Although a staunch Republican in politics, Mr. Chamberlin had little taste for political life, and declined a nomination to Congress while in Springfield. He sat, however, in the Connecticut legislature in 1865, and was chairman of two committees.
As a lawyer Mr. Chamberlin's chief characteristics were integrity, respect for the responsibilities of his profession, unflagging industry and zeal in preparation for his work, and a philosophic temper of mind which led him to draw conclusions from the underlying principles of jurisprudence, independently of technicalities. Upon broad grounds he rapidly reached conclusions as to what the law should be, without regard to any particular decision which he could recall. Subsequent examination of authorities confirmed or modified, or even reversed, his own conclusions; but he vigorously criticised and protested against such as he could not bring into harmony with his own ideas of the proper application of the elementary principles involved.

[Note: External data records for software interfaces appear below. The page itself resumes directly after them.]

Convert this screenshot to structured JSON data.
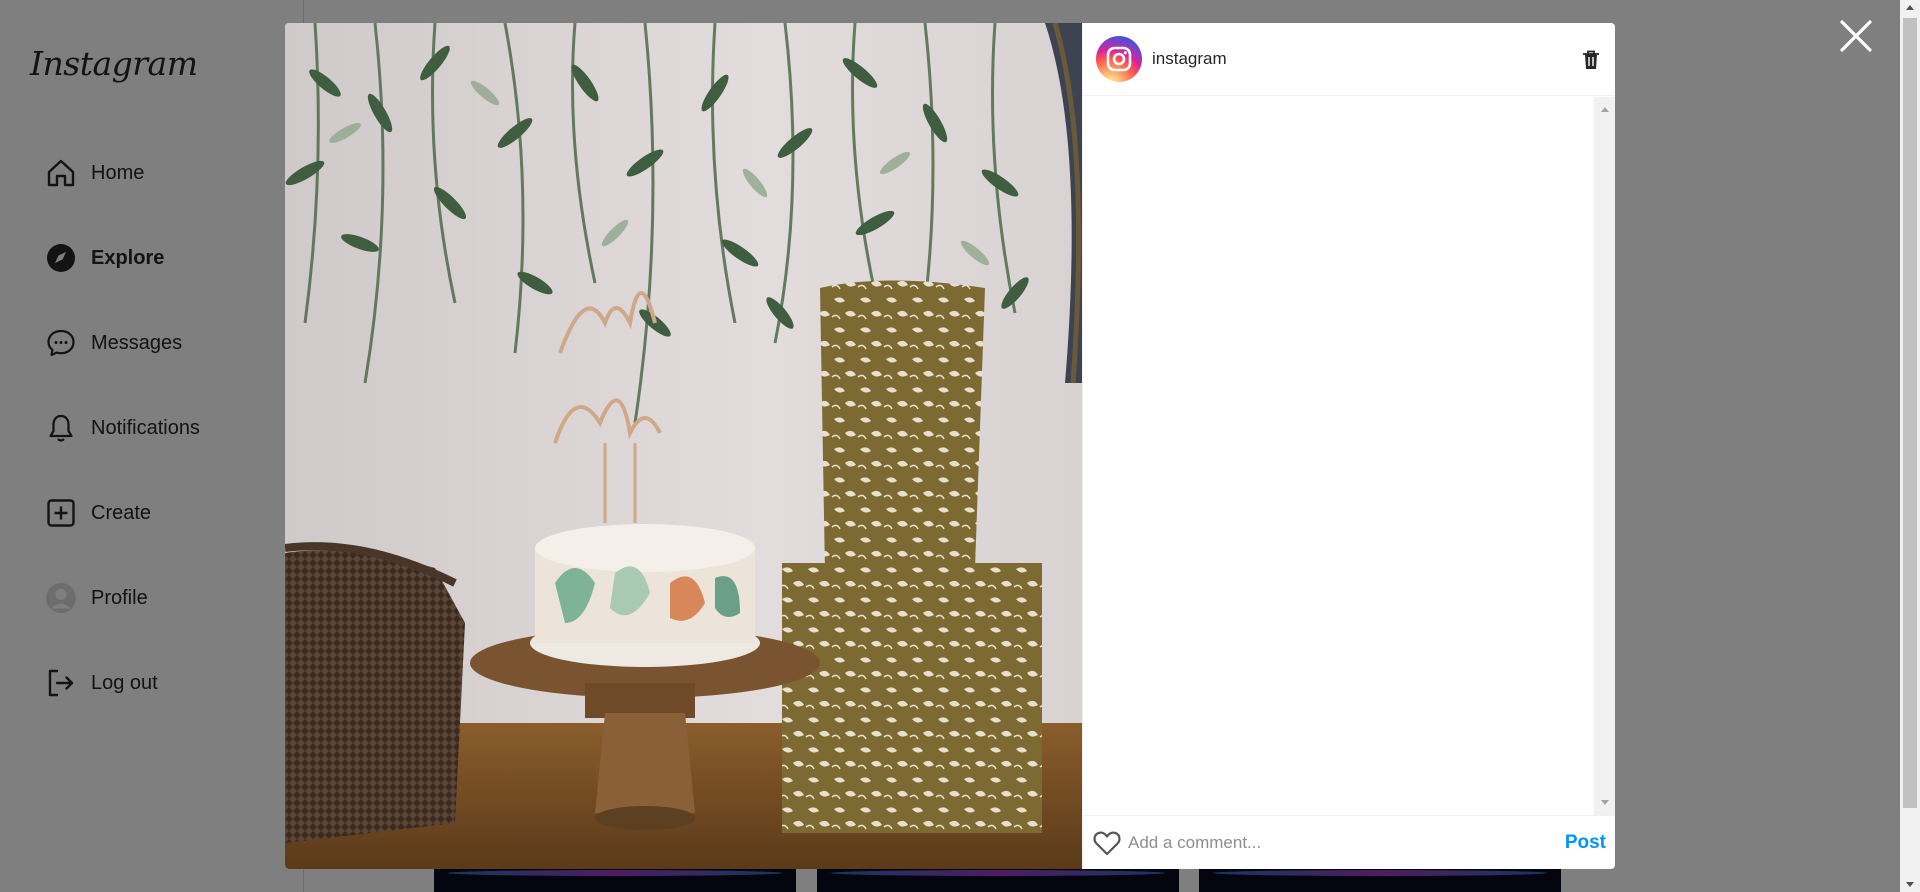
{
  "sidebar": {
    "logo": "Instagram",
    "items": [
      {
        "label": "Home",
        "icon": "home-icon"
      },
      {
        "label": "Explore",
        "icon": "compass-icon",
        "active": true
      },
      {
        "label": "Messages",
        "icon": "chat-icon"
      },
      {
        "label": "Notifications",
        "icon": "bell-icon"
      },
      {
        "label": "Create",
        "icon": "plus-square-icon"
      },
      {
        "label": "Profile",
        "icon": "avatar-icon"
      },
      {
        "label": "Log out",
        "icon": "logout-icon"
      }
    ]
  },
  "modal": {
    "image": {
      "description_icon": "post-photo"
    },
    "header": {
      "username": "instagram",
      "avatar_icon": "instagram-logo-icon",
      "delete_icon": "trash-icon"
    },
    "comment_bar": {
      "placeholder": "Add a comment...",
      "post_label": "Post",
      "like_icon": "heart-icon"
    }
  },
  "colors": {
    "accent": "#0095f6",
    "overlay": "rgba(0,0,0,0.5)",
    "text": "#262626",
    "muted": "#8e8e8e"
  }
}
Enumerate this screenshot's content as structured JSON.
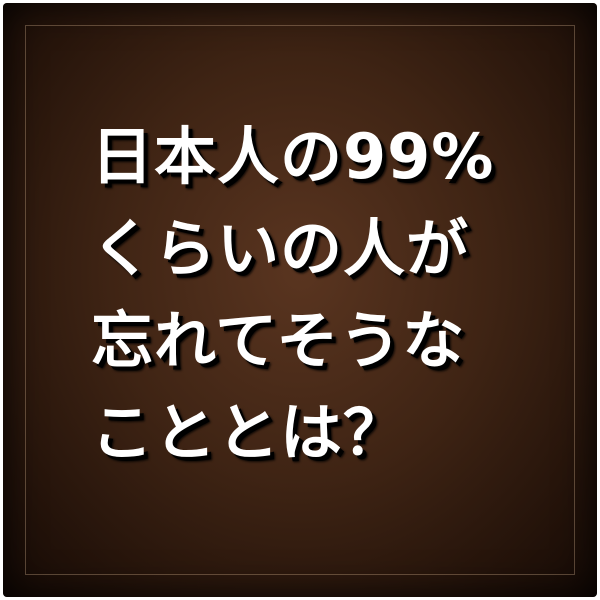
{
  "headline": {
    "lines": [
      "日本人の99%",
      "くらいの人が",
      "忘れてそうな",
      "こととは？"
    ]
  },
  "colors": {
    "background": "#3f2414",
    "text": "#ffffff",
    "shadow": "#000000"
  }
}
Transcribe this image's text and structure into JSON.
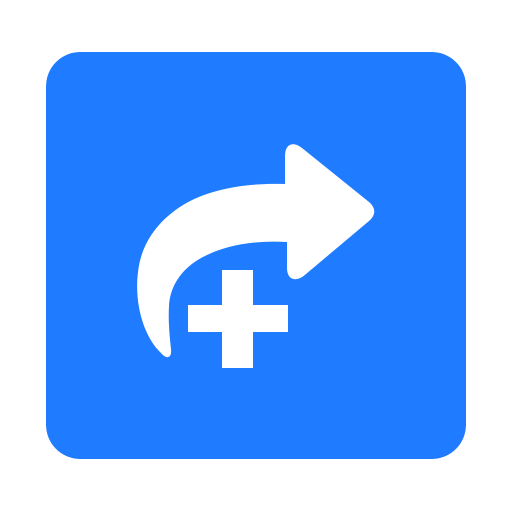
{
  "icon": {
    "name": "share-add-icon",
    "glyphs": [
      "forward-arrow-icon",
      "plus-icon"
    ],
    "colors": {
      "background": "#1F7BFF",
      "foreground": "#FFFFFF",
      "page": "#FFFFFF"
    }
  }
}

Keen and accurate in his judgment of men, he adapted himself quickly to their peculiarities. Never technical, narrow, or harsh, and endowed with unusual grace and facility of expression, he was a speaker to whom juries and courts listened unwearied.
For a synopsis of the personal traits of Mr. Chamberlin, part of an editorial from the Hartford Courant printed a few days after his death may be quoted: "Mr. Chamberlin's nature was universally lovable. His warmly affectionate disposition knew no bounds in generous helpfulness to those whom he loved, and the extent of his ready financial assistance to others in time of need was most remarkable. His genial, sunny temper was nowhere so noticeable as in his own home, where he was veritable sunshine to all who knew him. The charm and elegance of his courtly manner, that of a true gentleman of the old school, his long experience at the bar, and his extensive travels, combined to make him a man noticeable in the social world, as in any other, and a personality invariably attractive to friends and strangers alike."
Suitable resolutions were passed by the Hartford County bar at a meeting called to take action upon his death.[footer.htm]